The official, who requested anonymity, said a brigadier and a lieutenant colonel were among the soldiers killed earlier. Military spokesman Maj. Gen. Athar Abbas, however, denied the claim that the assailants had taken any security personnel hostage.

Four assailants and a passerby also died in one of the boldest militant attacks carried out in Pakistan, which came a day after a suicide bombing left 53 people dead and more than 100 injured in Peshawar, the capital of North West Frontier Province.

In Saturday’s attack, militants wearing military uniforms reached the forward security post near the army headquarters. Driving in a white van, they killed or wounded the guards and then attacked the second post near the building.

“Six soldiers and four terrorists are dead while five troops are injured,” Abbas said. “The terrorists were armed with grenades and automatic weapons.”

Police in Rawalpindi – which is adjacent to the capital, Islamabad – said a civilian also died in the shootout, which continued for around 50 minutes.

Abbas said: “Two terrorists are at large but we are not sure where they are hiding. The army has cordoned off the area and the search is going on to arrest the two terrorists.”

Earlier, the spokesman said the situation was “completely under control,” and all militants had been killed.

Some media reports said the Army Chief General Ishfaq Parvez Kayani was present at the military headquarters when the militants attacked.

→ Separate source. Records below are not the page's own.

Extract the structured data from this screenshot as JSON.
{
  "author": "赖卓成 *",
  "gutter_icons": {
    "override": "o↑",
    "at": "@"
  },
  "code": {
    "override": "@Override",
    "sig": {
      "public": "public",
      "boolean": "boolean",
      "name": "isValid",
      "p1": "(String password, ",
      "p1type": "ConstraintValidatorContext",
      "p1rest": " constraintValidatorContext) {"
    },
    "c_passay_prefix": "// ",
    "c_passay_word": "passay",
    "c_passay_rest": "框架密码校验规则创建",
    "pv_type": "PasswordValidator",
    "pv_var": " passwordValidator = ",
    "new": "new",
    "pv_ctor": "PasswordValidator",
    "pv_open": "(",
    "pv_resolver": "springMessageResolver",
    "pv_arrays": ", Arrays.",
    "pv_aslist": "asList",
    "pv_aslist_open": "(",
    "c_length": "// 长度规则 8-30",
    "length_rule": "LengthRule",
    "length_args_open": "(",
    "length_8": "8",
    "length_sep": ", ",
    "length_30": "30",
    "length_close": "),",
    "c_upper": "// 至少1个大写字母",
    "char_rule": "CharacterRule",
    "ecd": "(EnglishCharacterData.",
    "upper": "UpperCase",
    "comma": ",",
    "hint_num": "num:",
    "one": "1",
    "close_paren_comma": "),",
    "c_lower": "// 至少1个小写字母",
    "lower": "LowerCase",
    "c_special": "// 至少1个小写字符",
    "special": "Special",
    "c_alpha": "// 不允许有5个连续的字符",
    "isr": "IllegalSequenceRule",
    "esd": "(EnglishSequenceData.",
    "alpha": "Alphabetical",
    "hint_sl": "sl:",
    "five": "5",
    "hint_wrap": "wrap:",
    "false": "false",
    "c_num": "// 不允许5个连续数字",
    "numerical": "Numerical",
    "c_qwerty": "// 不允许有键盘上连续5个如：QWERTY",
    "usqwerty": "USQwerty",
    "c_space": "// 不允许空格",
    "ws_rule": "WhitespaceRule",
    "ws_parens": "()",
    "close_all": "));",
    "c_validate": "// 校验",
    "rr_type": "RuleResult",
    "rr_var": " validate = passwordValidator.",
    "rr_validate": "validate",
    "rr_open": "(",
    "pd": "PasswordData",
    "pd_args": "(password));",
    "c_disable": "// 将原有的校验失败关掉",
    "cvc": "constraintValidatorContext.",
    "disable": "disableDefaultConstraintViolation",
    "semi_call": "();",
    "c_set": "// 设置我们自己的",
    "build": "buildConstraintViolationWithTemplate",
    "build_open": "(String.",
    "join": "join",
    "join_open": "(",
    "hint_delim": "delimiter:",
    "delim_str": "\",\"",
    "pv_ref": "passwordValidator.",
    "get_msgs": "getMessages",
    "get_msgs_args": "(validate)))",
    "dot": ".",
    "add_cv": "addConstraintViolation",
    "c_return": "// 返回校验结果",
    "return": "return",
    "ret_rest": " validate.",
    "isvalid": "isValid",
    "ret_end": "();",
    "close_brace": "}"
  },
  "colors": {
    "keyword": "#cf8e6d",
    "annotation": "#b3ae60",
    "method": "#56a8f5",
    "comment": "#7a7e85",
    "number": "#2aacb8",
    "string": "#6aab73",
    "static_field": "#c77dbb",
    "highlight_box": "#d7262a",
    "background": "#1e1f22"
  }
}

The general apparently survived the incident unscathed, as a government statement later in the day said he met President Asif Ali Zardari and Prime Minister Yousuf Raza Gilani in Islamabad to discuss the security situation.

Zardari condemned the raid and vowed that “such terrorist acts cannot weaken the national resolve to fight the menace of terrorism till its complete elimination,” according to the state-run Associated Press of Pakistan.

Television footage showed army helicopters flying overhead with snipers on board. Commandos took positions on nearby buildings.

A purported spokesman of Tehrik-e-Taliban Pakistan (TTP), an umbrella organisation of more than a dozen terrorist outfits, claimed responsibility in a phone call to Geo television.

The TTP has its main bases in the lawless South Waziristan tribal district, but it also has a presence across Pakistan through various extremist groups.

“They (rebels) are under siege and surrounded, particularly in South Waziristan, and this attack seems a desperate attempt to release the pressure,” said a former head of the country’s army Inter-Services Intelligence agency, Ashraf Javed Qazi.

Pakistani troops are preparing to conduct a major offensive in South Waziristan, which borders Afghanistan.

Anticipating the operation, Islamist insurgents have intensified attacks on civilian, official and foreign targets.

On Friday, a suicide bomber detonated his explosives-laden car in a busy commercial area of Peshawar. The death toll in the deadly bombing rose to 53 Saturday, medical officer Muslim Khan said.

Seven children and a woman were among those killed in the explosion, which also damaged 30 vehicles and 60 shops in the nearby market.

Five days ago, a suicide bomber killed five employees of the UN’s World Food Programme in an attack on its office in Islamabad.

“The terrorists are trying to press the government for negotiations with them,” Qazi said. “They should be eliminated instead.”